However, regional integration has made slow progress, with solidarity declining among Latin American countries. Confronted with slow economic recovery, political instability and prominent social challenges, Latin American countries have been mostly focused on domestic affairs since 2018. Major countries such as Brazil and Mexico held elections; Argentine was hit by a financial crisis. Hence, less attention to and input in regional integration. Without “engines” and “leaders”, Latin America’s integration has come to a standstill. Moreover, countries in the region are divided on the issue of Venezuela and have been in confrontation on multilateral occasions including the Summit of the Americas and meeting of the Organization of American States. Regional integration organizations have not gone any further. On the other hand, sub-regional organizations dominated by the left are also at a standstill. Ecuador has withdrawn from the Bolivarian Alliance for the People of Our America. Six governments, including Brazil, Argentina, Peru, Colombia, announced suspending participation in the Union of South American Countries.
Based on the current internal and external situation of Latin America, it can be predicted that Latin American countries will go through continued and significant domestic and foreign policy adjustments in 2019, so as to adapt to the tremendous changes in the political ecology, the uncertainties in economic recovery, and fierce struggles in diplomacy.
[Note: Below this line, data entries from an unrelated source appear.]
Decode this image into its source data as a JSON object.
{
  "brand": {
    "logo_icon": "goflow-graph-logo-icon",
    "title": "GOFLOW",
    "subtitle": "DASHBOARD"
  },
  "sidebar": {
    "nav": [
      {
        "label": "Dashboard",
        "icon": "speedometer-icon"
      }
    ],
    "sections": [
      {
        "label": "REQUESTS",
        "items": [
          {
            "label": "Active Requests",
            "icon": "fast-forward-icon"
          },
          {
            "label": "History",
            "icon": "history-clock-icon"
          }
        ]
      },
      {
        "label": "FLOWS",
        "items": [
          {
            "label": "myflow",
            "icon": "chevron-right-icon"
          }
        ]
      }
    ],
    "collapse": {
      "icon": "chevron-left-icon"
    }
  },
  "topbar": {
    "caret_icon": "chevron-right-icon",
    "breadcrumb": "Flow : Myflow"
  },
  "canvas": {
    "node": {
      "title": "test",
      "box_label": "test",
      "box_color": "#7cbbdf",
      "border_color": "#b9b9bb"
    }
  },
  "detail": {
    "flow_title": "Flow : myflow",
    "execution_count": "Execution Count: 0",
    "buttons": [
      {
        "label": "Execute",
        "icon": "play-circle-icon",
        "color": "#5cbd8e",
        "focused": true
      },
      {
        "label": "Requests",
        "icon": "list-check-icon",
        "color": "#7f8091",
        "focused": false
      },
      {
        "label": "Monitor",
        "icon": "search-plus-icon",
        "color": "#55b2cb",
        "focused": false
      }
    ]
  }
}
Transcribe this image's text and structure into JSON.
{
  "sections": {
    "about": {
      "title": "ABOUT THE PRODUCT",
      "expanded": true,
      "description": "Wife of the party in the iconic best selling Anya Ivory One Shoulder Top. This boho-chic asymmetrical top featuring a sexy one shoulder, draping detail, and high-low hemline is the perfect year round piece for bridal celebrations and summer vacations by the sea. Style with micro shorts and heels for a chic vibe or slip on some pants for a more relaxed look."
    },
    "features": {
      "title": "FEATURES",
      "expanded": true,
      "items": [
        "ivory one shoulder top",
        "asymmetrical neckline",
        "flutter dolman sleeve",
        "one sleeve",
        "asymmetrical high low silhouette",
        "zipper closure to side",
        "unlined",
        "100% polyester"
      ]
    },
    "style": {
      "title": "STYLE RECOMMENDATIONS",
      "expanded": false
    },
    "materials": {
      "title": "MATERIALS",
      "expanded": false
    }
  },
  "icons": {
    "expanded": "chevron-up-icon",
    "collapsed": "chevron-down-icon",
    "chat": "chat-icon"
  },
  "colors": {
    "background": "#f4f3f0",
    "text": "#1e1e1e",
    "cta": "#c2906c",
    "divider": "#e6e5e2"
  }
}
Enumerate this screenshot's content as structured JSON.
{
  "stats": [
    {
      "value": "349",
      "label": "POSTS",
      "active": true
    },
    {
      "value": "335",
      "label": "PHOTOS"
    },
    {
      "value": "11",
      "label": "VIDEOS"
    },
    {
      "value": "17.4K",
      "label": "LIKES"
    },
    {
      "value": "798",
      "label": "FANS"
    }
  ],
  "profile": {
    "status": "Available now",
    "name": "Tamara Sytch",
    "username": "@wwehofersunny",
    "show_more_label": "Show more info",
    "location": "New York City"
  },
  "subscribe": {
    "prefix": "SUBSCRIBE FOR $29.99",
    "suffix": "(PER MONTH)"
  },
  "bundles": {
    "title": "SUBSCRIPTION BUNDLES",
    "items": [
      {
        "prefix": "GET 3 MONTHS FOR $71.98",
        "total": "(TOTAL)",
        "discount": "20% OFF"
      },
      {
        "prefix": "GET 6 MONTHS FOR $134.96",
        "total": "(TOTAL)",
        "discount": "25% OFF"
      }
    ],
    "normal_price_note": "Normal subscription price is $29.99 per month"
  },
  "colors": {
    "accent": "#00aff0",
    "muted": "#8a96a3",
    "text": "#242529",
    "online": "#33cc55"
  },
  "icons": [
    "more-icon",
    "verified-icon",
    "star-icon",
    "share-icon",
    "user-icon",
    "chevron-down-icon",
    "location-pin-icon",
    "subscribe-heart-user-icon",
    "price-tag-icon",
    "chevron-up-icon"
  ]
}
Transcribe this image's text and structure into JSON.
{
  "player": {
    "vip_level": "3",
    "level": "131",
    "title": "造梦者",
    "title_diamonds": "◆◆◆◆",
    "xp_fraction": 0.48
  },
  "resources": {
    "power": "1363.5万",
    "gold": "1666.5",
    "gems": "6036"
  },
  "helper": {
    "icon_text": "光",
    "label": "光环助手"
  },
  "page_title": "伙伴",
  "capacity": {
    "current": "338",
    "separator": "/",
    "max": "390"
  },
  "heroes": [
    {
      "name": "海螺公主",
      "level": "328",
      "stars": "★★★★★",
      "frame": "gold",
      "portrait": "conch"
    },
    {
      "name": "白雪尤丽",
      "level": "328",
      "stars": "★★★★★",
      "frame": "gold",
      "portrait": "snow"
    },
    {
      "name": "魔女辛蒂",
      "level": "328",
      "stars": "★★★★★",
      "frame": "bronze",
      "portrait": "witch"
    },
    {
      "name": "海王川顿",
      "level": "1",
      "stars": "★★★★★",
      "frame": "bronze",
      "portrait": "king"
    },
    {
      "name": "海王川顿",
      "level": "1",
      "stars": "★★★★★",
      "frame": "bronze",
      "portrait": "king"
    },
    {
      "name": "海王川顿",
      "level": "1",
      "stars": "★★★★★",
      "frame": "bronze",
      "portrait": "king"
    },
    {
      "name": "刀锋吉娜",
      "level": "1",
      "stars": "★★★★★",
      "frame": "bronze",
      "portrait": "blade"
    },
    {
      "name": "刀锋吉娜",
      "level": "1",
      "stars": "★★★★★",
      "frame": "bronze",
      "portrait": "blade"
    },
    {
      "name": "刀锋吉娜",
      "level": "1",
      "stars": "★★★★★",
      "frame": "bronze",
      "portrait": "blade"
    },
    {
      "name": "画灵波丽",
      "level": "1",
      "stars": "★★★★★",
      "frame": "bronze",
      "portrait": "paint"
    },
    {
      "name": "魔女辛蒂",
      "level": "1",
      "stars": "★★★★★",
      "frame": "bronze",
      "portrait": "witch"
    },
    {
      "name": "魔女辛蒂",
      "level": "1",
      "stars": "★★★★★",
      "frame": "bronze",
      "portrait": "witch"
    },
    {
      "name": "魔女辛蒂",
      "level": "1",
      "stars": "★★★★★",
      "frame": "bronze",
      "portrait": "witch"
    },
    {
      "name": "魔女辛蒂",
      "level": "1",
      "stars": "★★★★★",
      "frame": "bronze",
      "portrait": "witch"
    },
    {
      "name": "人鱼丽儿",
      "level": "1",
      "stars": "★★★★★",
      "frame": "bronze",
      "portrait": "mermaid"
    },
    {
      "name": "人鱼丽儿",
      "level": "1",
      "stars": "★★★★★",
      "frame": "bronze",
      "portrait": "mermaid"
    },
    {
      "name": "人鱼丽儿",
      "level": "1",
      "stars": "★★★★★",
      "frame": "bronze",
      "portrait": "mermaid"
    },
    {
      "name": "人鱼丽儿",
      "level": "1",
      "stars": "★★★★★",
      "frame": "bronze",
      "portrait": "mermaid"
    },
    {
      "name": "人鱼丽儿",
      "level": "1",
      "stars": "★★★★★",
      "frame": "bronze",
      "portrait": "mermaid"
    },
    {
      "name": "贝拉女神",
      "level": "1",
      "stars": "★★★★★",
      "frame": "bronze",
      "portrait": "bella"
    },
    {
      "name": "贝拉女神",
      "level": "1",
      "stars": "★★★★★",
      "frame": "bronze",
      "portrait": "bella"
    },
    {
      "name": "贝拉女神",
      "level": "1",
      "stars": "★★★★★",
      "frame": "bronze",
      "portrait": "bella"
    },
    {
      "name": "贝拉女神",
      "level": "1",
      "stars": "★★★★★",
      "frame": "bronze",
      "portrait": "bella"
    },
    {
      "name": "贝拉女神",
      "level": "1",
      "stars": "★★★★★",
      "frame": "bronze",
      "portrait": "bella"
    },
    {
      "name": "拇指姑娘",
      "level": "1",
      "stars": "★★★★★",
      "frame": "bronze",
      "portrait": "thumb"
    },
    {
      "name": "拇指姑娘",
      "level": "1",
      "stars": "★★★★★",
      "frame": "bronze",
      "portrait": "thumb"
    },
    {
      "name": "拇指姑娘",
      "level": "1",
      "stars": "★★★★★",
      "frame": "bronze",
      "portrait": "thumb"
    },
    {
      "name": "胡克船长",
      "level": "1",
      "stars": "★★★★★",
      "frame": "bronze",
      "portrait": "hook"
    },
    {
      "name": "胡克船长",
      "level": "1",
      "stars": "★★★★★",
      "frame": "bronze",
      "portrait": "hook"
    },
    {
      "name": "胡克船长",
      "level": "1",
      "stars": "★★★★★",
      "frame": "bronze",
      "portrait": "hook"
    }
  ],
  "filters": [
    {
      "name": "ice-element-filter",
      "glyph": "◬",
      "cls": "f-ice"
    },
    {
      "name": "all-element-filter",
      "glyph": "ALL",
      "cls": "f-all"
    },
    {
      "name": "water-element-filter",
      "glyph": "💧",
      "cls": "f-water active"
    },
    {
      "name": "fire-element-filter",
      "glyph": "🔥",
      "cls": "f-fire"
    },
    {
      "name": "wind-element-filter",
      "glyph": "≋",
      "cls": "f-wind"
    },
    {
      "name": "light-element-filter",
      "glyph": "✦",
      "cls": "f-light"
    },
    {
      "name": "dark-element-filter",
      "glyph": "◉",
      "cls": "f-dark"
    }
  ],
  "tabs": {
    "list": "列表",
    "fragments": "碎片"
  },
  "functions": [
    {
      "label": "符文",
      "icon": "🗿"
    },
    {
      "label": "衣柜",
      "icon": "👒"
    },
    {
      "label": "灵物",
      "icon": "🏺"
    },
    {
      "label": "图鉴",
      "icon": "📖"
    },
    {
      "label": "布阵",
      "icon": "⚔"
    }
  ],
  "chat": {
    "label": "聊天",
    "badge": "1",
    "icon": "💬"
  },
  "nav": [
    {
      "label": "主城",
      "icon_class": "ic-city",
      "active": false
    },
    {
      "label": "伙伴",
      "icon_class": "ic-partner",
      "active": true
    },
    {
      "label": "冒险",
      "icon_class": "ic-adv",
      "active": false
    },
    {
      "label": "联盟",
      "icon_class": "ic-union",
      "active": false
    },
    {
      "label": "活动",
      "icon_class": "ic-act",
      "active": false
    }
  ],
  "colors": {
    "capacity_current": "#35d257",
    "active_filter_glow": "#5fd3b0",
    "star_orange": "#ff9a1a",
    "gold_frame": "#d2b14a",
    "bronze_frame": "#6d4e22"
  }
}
Sun Yanfeng is Deputy Director of the Institute of Latin American Studies, China Institutes of Contemporary International Relations.